Dr. Cronin was a practicing physician and made his home with Mr. & Mrs. T.T. Conklin who lived at 470 N. Clark Street. A man driving a white horse attached to a buggy drove to Cronin's home at 7:30 o'clock the evening of Saturday, May 4, 1889, and handing the doctor the business card of Patrick O'Sullivan, an ice-dealer at Roscoe Street and Bosworth Avenue, told him he was wanted to give surgical aid to one of the ice man's men, who had been hurt. The doctor got into the buggy with the stranger and was driven north at a rapid pace.

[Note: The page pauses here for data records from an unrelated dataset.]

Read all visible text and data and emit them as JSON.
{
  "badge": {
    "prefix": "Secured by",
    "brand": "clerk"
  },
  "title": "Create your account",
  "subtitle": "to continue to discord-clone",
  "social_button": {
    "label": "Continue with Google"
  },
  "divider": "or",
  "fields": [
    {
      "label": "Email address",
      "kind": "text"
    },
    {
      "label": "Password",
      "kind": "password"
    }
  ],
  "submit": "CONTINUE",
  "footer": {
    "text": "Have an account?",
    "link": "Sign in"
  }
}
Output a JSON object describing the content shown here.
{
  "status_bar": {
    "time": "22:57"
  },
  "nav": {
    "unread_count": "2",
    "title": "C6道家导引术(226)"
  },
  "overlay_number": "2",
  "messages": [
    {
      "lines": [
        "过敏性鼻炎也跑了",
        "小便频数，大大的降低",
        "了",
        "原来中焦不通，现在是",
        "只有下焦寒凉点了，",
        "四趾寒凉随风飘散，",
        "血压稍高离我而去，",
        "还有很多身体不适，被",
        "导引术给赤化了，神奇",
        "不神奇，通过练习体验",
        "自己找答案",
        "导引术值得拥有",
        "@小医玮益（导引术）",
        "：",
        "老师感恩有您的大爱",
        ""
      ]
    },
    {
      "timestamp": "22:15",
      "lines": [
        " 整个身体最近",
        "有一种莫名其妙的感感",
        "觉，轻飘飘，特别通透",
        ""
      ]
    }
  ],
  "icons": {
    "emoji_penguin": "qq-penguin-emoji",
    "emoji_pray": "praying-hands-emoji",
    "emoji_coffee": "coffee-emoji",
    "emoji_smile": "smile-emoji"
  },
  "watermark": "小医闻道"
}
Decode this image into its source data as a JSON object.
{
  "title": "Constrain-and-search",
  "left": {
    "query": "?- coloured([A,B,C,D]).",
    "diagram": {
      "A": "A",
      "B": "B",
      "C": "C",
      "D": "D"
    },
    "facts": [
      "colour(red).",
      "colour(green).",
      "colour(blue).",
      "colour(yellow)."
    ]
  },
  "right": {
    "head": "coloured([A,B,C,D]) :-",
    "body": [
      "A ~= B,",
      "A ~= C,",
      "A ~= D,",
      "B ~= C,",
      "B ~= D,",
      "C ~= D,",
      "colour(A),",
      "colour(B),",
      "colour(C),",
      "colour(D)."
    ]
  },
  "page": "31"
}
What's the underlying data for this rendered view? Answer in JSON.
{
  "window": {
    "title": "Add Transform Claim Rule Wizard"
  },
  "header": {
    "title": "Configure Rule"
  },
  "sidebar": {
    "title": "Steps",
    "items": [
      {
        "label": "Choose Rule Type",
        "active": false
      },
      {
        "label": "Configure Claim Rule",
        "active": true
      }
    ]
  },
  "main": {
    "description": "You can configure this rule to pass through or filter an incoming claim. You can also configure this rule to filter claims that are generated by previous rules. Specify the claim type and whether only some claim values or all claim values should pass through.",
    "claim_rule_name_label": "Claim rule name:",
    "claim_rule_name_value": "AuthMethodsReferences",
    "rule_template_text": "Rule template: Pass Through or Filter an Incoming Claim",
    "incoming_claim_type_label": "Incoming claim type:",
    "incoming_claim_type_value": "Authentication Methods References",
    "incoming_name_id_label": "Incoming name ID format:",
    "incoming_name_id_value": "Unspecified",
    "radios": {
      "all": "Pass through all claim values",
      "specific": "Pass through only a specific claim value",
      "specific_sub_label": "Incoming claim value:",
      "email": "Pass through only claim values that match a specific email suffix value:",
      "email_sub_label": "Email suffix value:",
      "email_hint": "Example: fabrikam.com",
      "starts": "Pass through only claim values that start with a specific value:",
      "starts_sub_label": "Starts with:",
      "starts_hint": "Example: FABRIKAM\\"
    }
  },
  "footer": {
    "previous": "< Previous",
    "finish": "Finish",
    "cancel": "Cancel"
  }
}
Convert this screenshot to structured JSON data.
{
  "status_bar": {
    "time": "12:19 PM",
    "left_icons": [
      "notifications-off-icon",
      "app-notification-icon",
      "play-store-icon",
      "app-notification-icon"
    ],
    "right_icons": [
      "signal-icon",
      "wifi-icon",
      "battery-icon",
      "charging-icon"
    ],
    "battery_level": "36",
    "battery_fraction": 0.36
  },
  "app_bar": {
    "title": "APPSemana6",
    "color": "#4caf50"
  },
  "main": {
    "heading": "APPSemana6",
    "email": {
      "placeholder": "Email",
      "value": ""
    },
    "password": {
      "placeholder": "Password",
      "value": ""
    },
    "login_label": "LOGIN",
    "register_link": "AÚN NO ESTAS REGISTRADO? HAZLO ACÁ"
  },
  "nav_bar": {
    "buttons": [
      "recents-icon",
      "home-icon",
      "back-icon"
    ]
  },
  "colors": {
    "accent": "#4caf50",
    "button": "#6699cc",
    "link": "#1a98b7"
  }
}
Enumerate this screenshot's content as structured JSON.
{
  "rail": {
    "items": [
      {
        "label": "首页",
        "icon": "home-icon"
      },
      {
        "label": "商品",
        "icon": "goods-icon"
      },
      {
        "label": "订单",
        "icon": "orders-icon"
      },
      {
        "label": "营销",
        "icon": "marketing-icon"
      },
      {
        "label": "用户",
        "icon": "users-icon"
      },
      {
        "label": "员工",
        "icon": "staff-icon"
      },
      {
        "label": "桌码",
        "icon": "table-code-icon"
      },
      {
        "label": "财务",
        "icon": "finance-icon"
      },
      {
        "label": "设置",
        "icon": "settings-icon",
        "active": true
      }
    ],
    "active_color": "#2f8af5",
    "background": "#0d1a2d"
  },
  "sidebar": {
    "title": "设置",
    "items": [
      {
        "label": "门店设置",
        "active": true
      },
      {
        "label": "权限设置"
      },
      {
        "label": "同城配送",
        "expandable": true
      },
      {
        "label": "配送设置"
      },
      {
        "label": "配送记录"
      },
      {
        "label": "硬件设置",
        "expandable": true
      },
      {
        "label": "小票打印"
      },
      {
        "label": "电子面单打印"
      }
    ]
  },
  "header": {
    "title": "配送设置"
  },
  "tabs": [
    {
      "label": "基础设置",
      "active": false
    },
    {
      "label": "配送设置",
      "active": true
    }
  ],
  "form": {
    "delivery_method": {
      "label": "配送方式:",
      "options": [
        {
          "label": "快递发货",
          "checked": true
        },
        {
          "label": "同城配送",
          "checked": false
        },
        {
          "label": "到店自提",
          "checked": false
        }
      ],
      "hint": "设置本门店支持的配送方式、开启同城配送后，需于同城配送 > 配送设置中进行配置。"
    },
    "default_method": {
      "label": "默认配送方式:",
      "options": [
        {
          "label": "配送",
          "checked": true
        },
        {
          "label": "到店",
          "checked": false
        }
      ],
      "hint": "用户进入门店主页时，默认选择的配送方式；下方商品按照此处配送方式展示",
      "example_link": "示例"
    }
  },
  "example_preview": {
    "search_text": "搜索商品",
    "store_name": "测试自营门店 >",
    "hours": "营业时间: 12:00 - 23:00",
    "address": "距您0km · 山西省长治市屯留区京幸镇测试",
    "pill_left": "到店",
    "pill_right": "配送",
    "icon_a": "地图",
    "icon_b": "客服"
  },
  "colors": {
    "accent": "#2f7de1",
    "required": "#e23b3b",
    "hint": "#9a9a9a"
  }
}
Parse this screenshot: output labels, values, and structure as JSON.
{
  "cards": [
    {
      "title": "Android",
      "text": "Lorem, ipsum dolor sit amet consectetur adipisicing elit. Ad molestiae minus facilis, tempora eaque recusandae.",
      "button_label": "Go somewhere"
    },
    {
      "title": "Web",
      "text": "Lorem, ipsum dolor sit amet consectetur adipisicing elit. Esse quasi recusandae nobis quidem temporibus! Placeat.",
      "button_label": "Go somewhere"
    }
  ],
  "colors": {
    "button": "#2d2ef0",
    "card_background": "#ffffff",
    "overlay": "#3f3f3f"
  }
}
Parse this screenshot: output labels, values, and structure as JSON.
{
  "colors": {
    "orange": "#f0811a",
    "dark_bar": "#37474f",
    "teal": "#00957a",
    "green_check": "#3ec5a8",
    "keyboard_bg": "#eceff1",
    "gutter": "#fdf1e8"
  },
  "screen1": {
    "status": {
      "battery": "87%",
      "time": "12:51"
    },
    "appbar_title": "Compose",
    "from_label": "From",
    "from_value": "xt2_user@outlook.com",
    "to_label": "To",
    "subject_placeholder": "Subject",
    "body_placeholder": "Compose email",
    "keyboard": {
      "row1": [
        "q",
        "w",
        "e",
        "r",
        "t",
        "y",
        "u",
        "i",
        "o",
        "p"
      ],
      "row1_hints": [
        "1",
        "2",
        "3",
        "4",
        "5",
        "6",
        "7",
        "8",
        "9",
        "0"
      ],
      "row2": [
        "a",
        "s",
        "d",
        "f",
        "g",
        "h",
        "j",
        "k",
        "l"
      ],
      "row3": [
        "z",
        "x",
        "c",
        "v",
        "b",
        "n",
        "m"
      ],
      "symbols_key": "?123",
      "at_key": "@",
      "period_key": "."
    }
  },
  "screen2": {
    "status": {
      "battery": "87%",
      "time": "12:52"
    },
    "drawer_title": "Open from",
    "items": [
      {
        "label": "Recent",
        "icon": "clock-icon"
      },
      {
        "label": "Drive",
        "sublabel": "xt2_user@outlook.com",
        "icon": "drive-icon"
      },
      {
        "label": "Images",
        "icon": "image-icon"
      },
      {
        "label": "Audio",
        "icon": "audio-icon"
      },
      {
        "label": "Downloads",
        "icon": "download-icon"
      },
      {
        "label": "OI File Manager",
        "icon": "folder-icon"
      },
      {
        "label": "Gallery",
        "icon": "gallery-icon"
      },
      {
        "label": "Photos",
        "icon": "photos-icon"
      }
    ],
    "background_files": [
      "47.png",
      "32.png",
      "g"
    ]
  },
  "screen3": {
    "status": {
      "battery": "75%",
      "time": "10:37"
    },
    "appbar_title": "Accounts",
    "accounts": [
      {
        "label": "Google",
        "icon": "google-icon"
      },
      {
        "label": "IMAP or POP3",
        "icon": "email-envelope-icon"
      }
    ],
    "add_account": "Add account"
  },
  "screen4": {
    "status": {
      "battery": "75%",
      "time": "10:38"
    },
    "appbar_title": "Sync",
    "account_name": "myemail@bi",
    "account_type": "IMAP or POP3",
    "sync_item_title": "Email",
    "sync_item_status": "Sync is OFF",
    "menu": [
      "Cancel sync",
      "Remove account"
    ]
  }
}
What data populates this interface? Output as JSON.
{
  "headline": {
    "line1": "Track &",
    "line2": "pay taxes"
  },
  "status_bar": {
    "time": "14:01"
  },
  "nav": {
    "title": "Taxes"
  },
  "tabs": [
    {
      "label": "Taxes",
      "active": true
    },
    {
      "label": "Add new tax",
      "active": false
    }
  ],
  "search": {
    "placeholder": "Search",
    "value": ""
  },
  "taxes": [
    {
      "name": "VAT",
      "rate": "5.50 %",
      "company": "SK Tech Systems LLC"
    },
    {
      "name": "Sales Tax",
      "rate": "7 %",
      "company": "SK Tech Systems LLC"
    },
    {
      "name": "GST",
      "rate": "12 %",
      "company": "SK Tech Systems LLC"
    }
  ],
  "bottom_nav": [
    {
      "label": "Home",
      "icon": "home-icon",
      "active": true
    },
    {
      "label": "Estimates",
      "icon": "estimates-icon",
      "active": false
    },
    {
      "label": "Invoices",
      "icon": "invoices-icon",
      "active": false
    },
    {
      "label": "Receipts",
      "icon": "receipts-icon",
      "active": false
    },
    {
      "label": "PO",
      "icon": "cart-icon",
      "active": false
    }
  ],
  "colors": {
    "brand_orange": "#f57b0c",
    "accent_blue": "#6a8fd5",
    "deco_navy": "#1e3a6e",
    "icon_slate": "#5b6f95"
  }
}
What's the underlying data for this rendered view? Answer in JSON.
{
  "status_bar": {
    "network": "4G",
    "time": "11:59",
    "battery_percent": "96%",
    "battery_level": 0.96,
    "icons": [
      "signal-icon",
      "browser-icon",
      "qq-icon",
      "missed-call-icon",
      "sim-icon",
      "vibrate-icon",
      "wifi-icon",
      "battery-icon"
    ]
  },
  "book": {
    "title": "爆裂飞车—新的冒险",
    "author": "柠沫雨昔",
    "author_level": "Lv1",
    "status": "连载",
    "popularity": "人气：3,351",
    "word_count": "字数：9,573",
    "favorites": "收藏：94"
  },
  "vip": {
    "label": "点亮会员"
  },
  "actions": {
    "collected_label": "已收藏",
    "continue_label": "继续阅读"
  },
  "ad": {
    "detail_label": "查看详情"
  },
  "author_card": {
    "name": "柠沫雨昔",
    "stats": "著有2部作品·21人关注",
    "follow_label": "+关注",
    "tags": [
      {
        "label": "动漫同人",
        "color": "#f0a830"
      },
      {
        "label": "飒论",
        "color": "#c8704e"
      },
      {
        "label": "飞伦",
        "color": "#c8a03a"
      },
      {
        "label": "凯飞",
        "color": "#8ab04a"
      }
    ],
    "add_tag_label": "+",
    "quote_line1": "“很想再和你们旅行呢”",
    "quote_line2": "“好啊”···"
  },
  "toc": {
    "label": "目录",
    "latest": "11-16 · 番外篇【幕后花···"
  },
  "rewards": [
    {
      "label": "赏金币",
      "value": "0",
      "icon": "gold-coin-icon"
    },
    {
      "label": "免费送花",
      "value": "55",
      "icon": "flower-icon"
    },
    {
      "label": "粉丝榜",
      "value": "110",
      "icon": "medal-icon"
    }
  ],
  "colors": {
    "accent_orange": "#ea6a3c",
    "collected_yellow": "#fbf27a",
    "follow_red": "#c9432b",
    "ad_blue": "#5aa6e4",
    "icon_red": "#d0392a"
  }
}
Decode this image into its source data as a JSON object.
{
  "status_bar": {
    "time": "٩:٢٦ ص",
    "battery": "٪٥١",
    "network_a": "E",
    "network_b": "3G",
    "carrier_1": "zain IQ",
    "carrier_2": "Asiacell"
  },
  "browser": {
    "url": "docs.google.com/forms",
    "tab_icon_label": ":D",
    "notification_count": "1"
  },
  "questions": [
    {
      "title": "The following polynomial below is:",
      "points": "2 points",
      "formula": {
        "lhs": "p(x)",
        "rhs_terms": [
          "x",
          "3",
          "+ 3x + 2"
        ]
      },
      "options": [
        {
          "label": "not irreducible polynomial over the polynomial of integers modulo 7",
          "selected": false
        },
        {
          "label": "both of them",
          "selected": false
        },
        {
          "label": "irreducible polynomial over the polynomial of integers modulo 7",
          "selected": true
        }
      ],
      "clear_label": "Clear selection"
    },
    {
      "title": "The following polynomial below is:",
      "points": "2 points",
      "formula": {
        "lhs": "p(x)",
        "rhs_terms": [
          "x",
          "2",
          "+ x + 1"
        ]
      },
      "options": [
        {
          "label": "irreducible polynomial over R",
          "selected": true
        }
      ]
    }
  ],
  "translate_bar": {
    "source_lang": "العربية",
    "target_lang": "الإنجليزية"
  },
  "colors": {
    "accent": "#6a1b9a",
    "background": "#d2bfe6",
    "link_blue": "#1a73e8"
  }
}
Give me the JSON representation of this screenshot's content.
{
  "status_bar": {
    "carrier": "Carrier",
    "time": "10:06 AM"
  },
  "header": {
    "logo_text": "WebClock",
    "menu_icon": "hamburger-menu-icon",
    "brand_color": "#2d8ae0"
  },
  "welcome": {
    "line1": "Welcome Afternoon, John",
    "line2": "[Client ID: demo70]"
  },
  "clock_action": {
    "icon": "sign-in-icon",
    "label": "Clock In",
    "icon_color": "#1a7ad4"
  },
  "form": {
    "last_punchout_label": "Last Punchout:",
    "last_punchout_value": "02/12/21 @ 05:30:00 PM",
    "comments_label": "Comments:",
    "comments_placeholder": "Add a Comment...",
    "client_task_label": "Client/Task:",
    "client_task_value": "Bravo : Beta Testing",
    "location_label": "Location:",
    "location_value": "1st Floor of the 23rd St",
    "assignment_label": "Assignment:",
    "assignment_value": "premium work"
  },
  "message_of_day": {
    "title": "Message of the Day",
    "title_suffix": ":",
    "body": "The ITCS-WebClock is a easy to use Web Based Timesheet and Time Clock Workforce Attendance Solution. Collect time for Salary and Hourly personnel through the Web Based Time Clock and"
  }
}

His friends never saw him alive again.

Dr. Cronin did not return that night and the next day the Conklins reported the circumstances to the police. They also informed the police that Dr. Cronin often expressed the fear that he would be murdered.

From this time on until the conviction of Daniel Coughlin, Patrick O'Sullivan, and Martin Burke, the public interest in the case was great. The Irish-American portion of the community was distinctly divided, one faction sympathizing with Dr. Cronin's friends and the other sympathizing with the Coughlin side, or Camp 20, as it was called. The case attracted wide attention in this country and Europe.

This article continues much further. A second and third article were published by the Chicago Tribune and can be read in their entirety in the Chicago Tribune Historical Archives.

Dan Coughlin Wins, Chicago Tribune, Friday, January 20, 1893, page 1

Coughlin Set Free, Chicago Tribune, Friday, March 9, 1894, page 1